Defendants' citation to AC Corp. v. Myree, 221 Ga.App. 513, 471 S.E.2d 922 (1996), is also unavailing. There, the injured employee filed a motion to intervene before the expiration of the statute of limitation in his employer's timely suit to recover worker's compensation benefits already paid. We concluded that whether or not a motion under OCGA § 9–11–21 to join the employee as a proper party was proper, the trial court did not abuse its discretion when it granted the employee's motion to intervene under OCGA § 9–11–24. Id. at 514–515, 471 S.E.2d 922. Here, likewise, we hold that the more specific provision of OCGA 34–9–11.1(c), which grants an interested party an “unconditional right to intervene,” id. at 514, 471 S.E.2d 922, supplants any less specific provisions of the Civil Practice Act “for adding parties and claims.” Id. at 514, 471 S.E.2d 922.
For all these reasons, the trial court abused its discretion when it denied Kroger and Sedgwick's motion to intervene in the timely action brought by Taylor.
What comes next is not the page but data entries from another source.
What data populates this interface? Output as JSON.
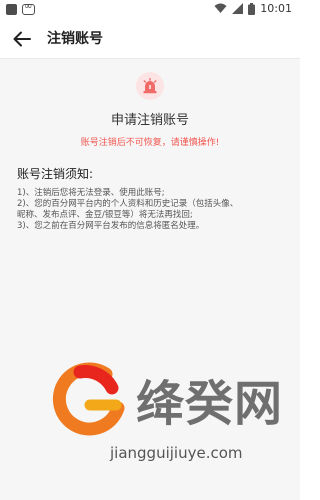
{
  "status_bar": {
    "time": "10:01"
  },
  "header": {
    "title": "注销账号"
  },
  "main": {
    "apply_title": "申请注销账号",
    "warning": "账号注销后不可恢复，请谨慎操作!",
    "notice_heading": "账号注销须知:",
    "notice_items": [
      "1)、注销后您将无法登录、使用此账号;",
      "2)、您的百分网平台内的个人资料和历史记录（包括头像、",
      "昵称、发布点评、金豆/银豆等）将无法再找回;",
      "3)、您之前在百分网平台发布的信息将匿名处理。"
    ]
  },
  "watermark": {
    "name": "绛癸网",
    "url": "jiangguijiuye.com"
  },
  "colors": {
    "warning": "#f3554f",
    "alarm_bg": "#fde4e4",
    "alarm_icon": "#f06a67"
  }
}
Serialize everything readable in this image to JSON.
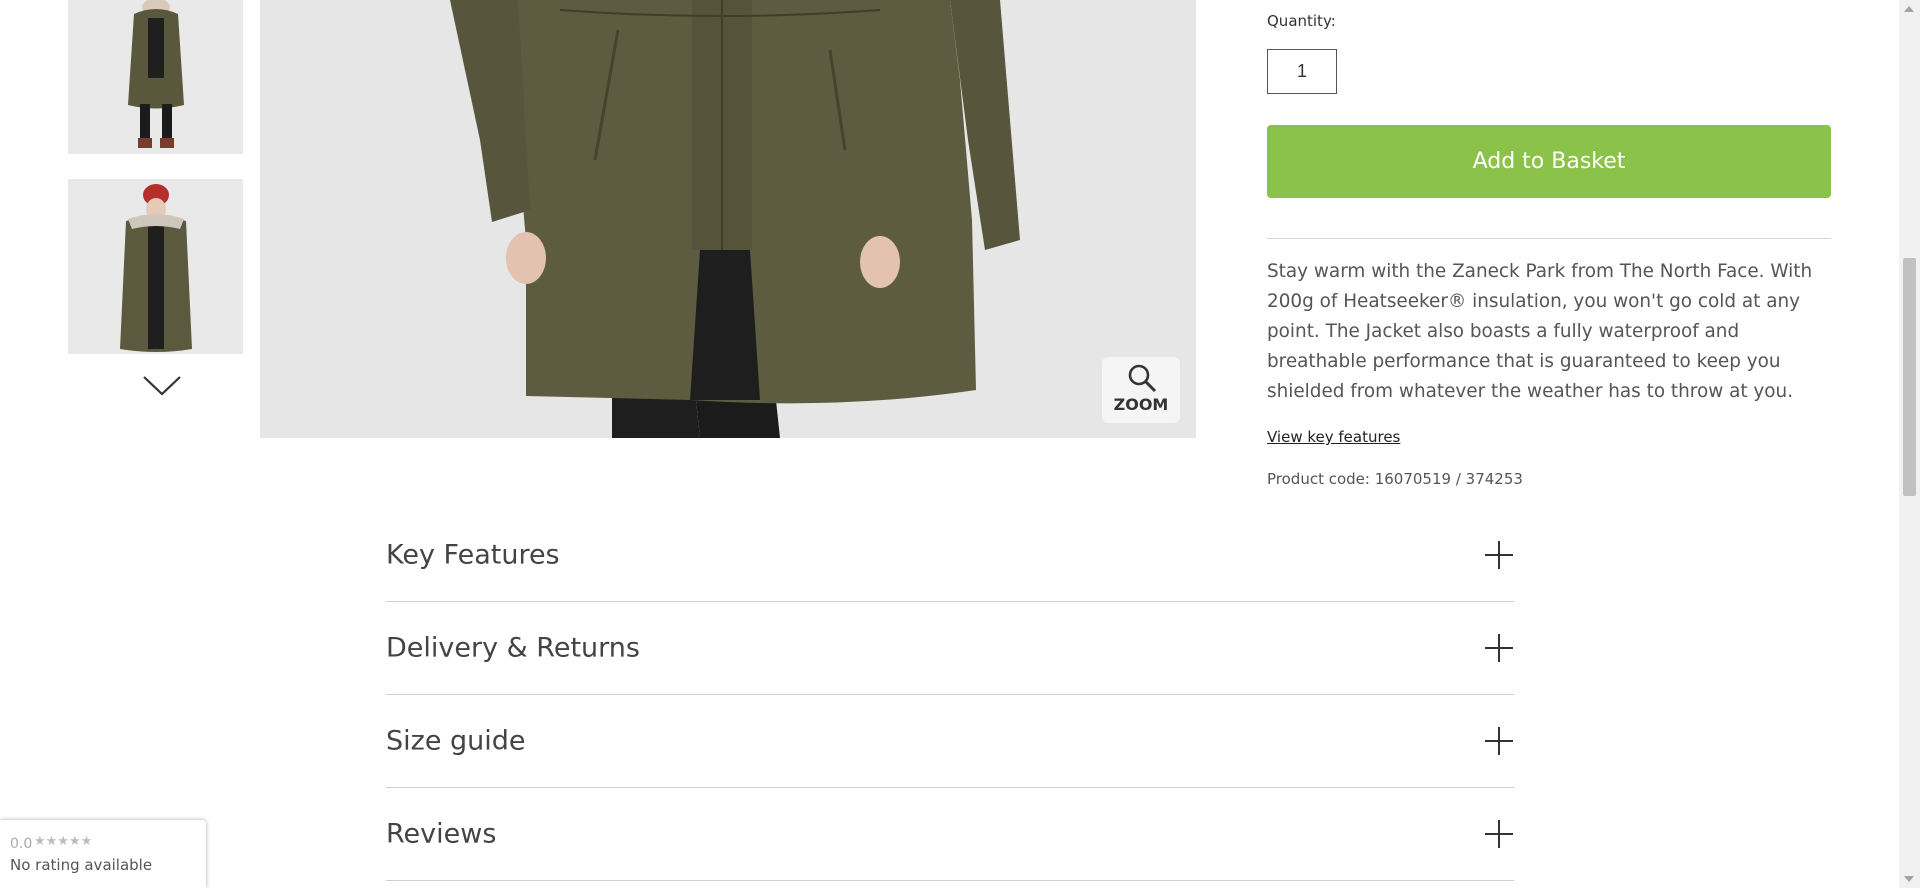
{
  "gallery": {
    "thumbnails": [
      {
        "alt": "Product thumbnail 1"
      },
      {
        "alt": "Product thumbnail 2"
      }
    ],
    "zoom_label": "ZOOM"
  },
  "purchase": {
    "quantity_label": "Quantity:",
    "quantity_value": "1",
    "add_to_basket_label": "Add to Basket",
    "accent_color": "#8bc34a"
  },
  "description": {
    "text": "Stay warm with the Zaneck Park from The North Face. With 200g of Heatseeker® insulation, you won't go cold at any point. The Jacket also boasts a fully waterproof and breathable performance that is guaranteed to keep you shielded from whatever the weather has to throw at you.",
    "view_key_features_link": "View key features",
    "product_code": "Product code: 16070519 / 374253"
  },
  "accordion": {
    "items": [
      {
        "label": "Key Features"
      },
      {
        "label": "Delivery & Returns"
      },
      {
        "label": "Size guide"
      },
      {
        "label": "Reviews"
      }
    ]
  },
  "rating_widget": {
    "score": "0.0",
    "stars": "★★★★★",
    "text": "No rating available"
  }
}
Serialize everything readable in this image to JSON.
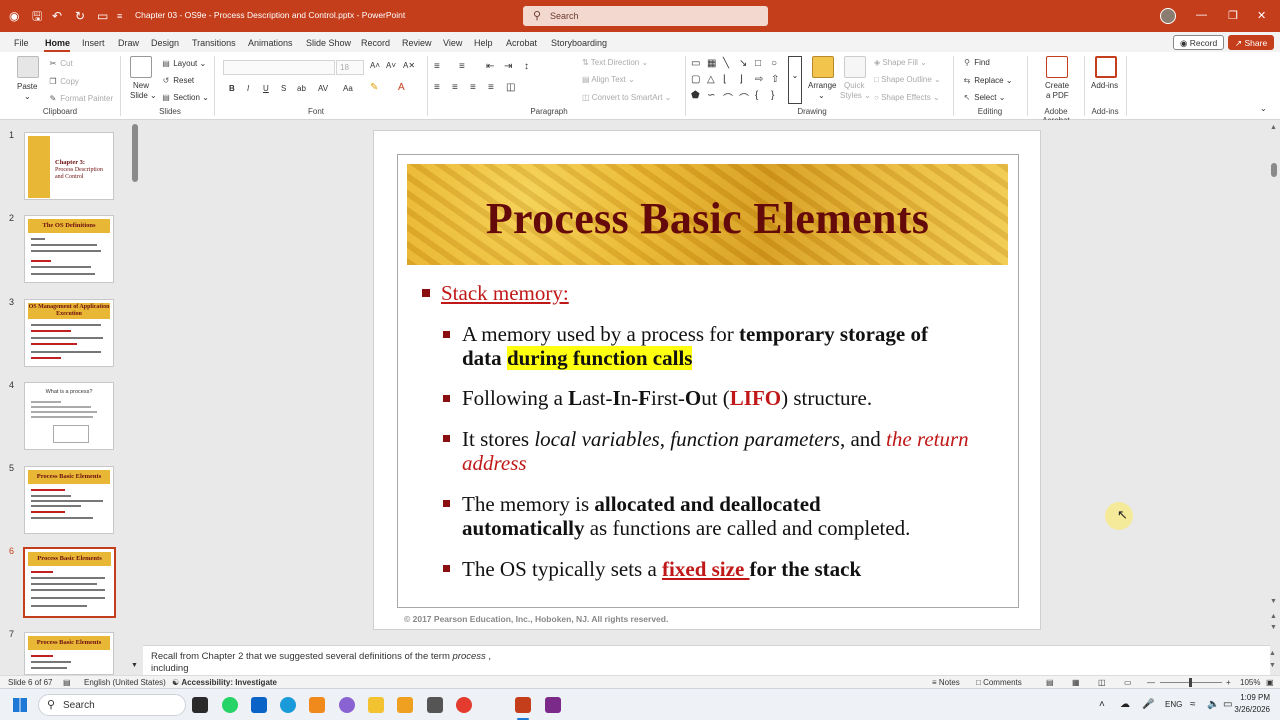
{
  "window": {
    "title": "Chapter 03 - OS9e",
    "title_suffix": " - Process Description and Control.pptx  -  PowerPoint",
    "search_placeholder": "Search"
  },
  "menu": {
    "tabs": [
      "File",
      "Home",
      "Insert",
      "Draw",
      "Design",
      "Transitions",
      "Animations",
      "Slide Show",
      "Record",
      "Review",
      "View",
      "Help",
      "Acrobat",
      "Storyboarding"
    ],
    "record_btn": "Record",
    "share_btn": "Share"
  },
  "ribbon": {
    "clipboard": {
      "paste": "Paste",
      "cut": "Cut",
      "copy": "Copy",
      "format_painter": "Format Painter",
      "group": "Clipboard"
    },
    "slides": {
      "new_slide": "New",
      "new_slide2": "Slide",
      "layout": "Layout",
      "reset": "Reset",
      "section": "Section",
      "group": "Slides"
    },
    "font": {
      "size": "18",
      "group": "Font"
    },
    "paragraph": {
      "text_direction": "Text Direction",
      "align_text": "Align Text",
      "smartart": "Convert to SmartArt",
      "group": "Paragraph"
    },
    "drawing": {
      "arrange": "Arrange",
      "quick_styles": "Quick",
      "quick_styles2": "Styles",
      "shape_fill": "Shape Fill",
      "shape_outline": "Shape Outline",
      "shape_effects": "Shape Effects",
      "group": "Drawing"
    },
    "editing": {
      "find": "Find",
      "replace": "Replace",
      "select": "Select",
      "group": "Editing"
    },
    "acrobat": {
      "create_pdf": "Create",
      "create_pdf2": "a PDF",
      "group": "Adobe Acrobat"
    },
    "addins": {
      "label": "Add-ins",
      "group": "Add-ins"
    }
  },
  "thumbnails": [
    {
      "num": "1",
      "title": "Chapter 3:",
      "subtitle": "Process Description and Control"
    },
    {
      "num": "2",
      "title": "The OS Definitions"
    },
    {
      "num": "3",
      "title": "OS Management of Application Execution"
    },
    {
      "num": "4",
      "title": "What is a process?"
    },
    {
      "num": "5",
      "title": "Process Basic Elements"
    },
    {
      "num": "6",
      "title": "Process Basic Elements"
    },
    {
      "num": "7",
      "title": "Process Basic Elements"
    }
  ],
  "slide": {
    "title": "Process Basic Elements",
    "heading": "Stack memory:",
    "b1_a": " A memory used by a process for ",
    "b1_b": "temporary storage of",
    "b1_c": "data ",
    "b1_d": "during function calls",
    "b2_a": " Following a ",
    "b2_b": "L",
    "b2_c": "ast-",
    "b2_d": "I",
    "b2_e": "n-",
    "b2_f": "F",
    "b2_g": "irst-",
    "b2_h": "O",
    "b2_i": "ut (",
    "b2_j": "LIFO",
    "b2_k": ") structure.",
    "b3_a": "It stores ",
    "b3_b": "local variables",
    "b3_c": ", ",
    "b3_d": "function parameters",
    "b3_e": ", and ",
    "b3_f": "the return",
    "b3_g": "address",
    "b4_a": "The memory is ",
    "b4_b": "allocated and deallocated",
    "b4_c": "automatically",
    "b4_d": " as functions are called and completed.",
    "b5_a": " The OS typically sets a ",
    "b5_b": "fixed size ",
    "b5_c": "for the stack",
    "copyright": "© 2017 Pearson Education, Inc., Hoboken, NJ. All rights reserved."
  },
  "notes": {
    "text_a": "Recall from Chapter 2 that we suggested several definitions of the term ",
    "text_b": "process",
    "text_c": " ,",
    "text_d": "including"
  },
  "status": {
    "slide_of": "Slide 6 of 67",
    "language": "English (United States)",
    "accessibility": "Accessibility: Investigate",
    "notes": "Notes",
    "comments": "Comments",
    "zoom": "105%"
  },
  "taskbar": {
    "search": "Search",
    "lang": "ENG",
    "time": "1:09 PM",
    "date": "3/26/2026"
  },
  "colors": {
    "accent": "#c43e1c",
    "title_red": "#650a0a",
    "text_red": "#c01818",
    "highlight": "#ffff10"
  }
}
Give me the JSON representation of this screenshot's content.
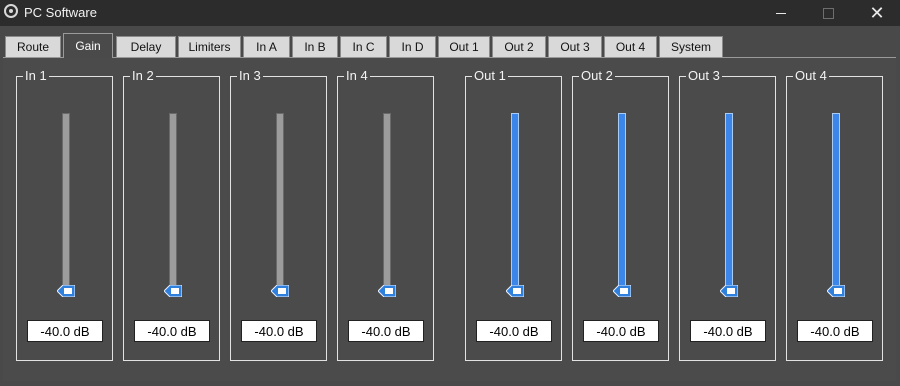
{
  "window": {
    "title": "PC Software",
    "icon": "app-logo-icon",
    "controls": {
      "minimize_icon": "minimize-icon",
      "maximize_icon": "maximize-icon",
      "close_icon": "close-icon",
      "close_glyph": "✕"
    }
  },
  "tabs": [
    {
      "label": "Route",
      "active": false
    },
    {
      "label": "Gain",
      "active": true
    },
    {
      "label": "Delay",
      "active": false
    },
    {
      "label": "Limiters",
      "active": false
    },
    {
      "label": "In A",
      "active": false
    },
    {
      "label": "In B",
      "active": false
    },
    {
      "label": "In C",
      "active": false
    },
    {
      "label": "In D",
      "active": false
    },
    {
      "label": "Out 1",
      "active": false
    },
    {
      "label": "Out 2",
      "active": false
    },
    {
      "label": "Out 3",
      "active": false
    },
    {
      "label": "Out 4",
      "active": false
    },
    {
      "label": "System",
      "active": false
    }
  ],
  "gain": {
    "inputs": [
      {
        "label": "In 1",
        "value": "-40.0 dB"
      },
      {
        "label": "In 2",
        "value": "-40.0 dB"
      },
      {
        "label": "In 3",
        "value": "-40.0 dB"
      },
      {
        "label": "In 4",
        "value": "-40.0 dB"
      }
    ],
    "outputs": [
      {
        "label": "Out 1",
        "value": "-40.0 dB"
      },
      {
        "label": "Out 2",
        "value": "-40.0 dB"
      },
      {
        "label": "Out 3",
        "value": "-40.0 dB"
      },
      {
        "label": "Out 4",
        "value": "-40.0 dB"
      }
    ],
    "slider_level": 0.0
  },
  "colors": {
    "input_track": "#9c9c9c",
    "output_track": "#3b86e8",
    "thumb": "#2f7fdc",
    "background": "#494949"
  }
}
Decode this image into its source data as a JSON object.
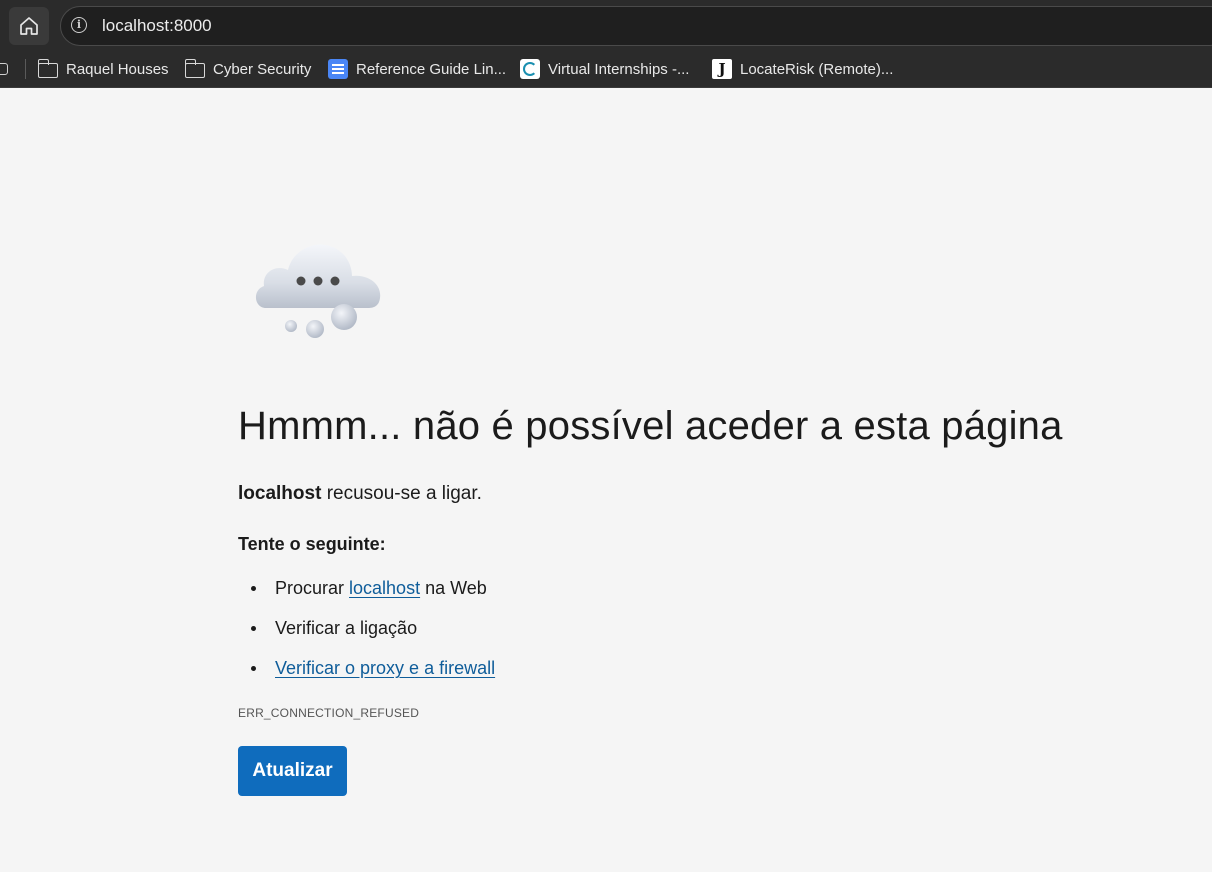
{
  "browser": {
    "url": "localhost:8000",
    "bookmarks": [
      {
        "label": "Raquel Houses",
        "icon": "folder-icon"
      },
      {
        "label": "Cyber Security",
        "icon": "folder-icon"
      },
      {
        "label": "Reference Guide Lin...",
        "icon": "google-docs-icon"
      },
      {
        "label": "Virtual Internships -...",
        "icon": "virtual-internships-icon"
      },
      {
        "label": "LocateRisk (Remote)...",
        "icon": "locaterisk-icon"
      }
    ]
  },
  "error_page": {
    "title": "Hmmm... não é possível aceder a esta página",
    "host": "localhost",
    "message": "recusou-se a ligar.",
    "try_heading": "Tente o seguinte:",
    "suggestions": {
      "search_prefix": "Procurar ",
      "search_link": "localhost",
      "search_suffix": " na Web",
      "check_connection": "Verificar a ligação",
      "check_proxy": "Verificar o proxy e a firewall"
    },
    "error_code": "ERR_CONNECTION_REFUSED",
    "refresh_button": "Atualizar"
  },
  "colors": {
    "accent": "#0f6cbd",
    "link": "#0f5d9a",
    "page_background": "#f5f5f5",
    "chrome_background": "#2b2b2b"
  }
}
See Payne, supra at 515(1), 510 S.E.2d 67 (reversing trial court's denial of employee's motion to intervene under OCGA § 34–9–11.1 when the denial barred employee's independent tort claim against defendant subcontractors).
MILLER, P.J., and RAY, J., concur.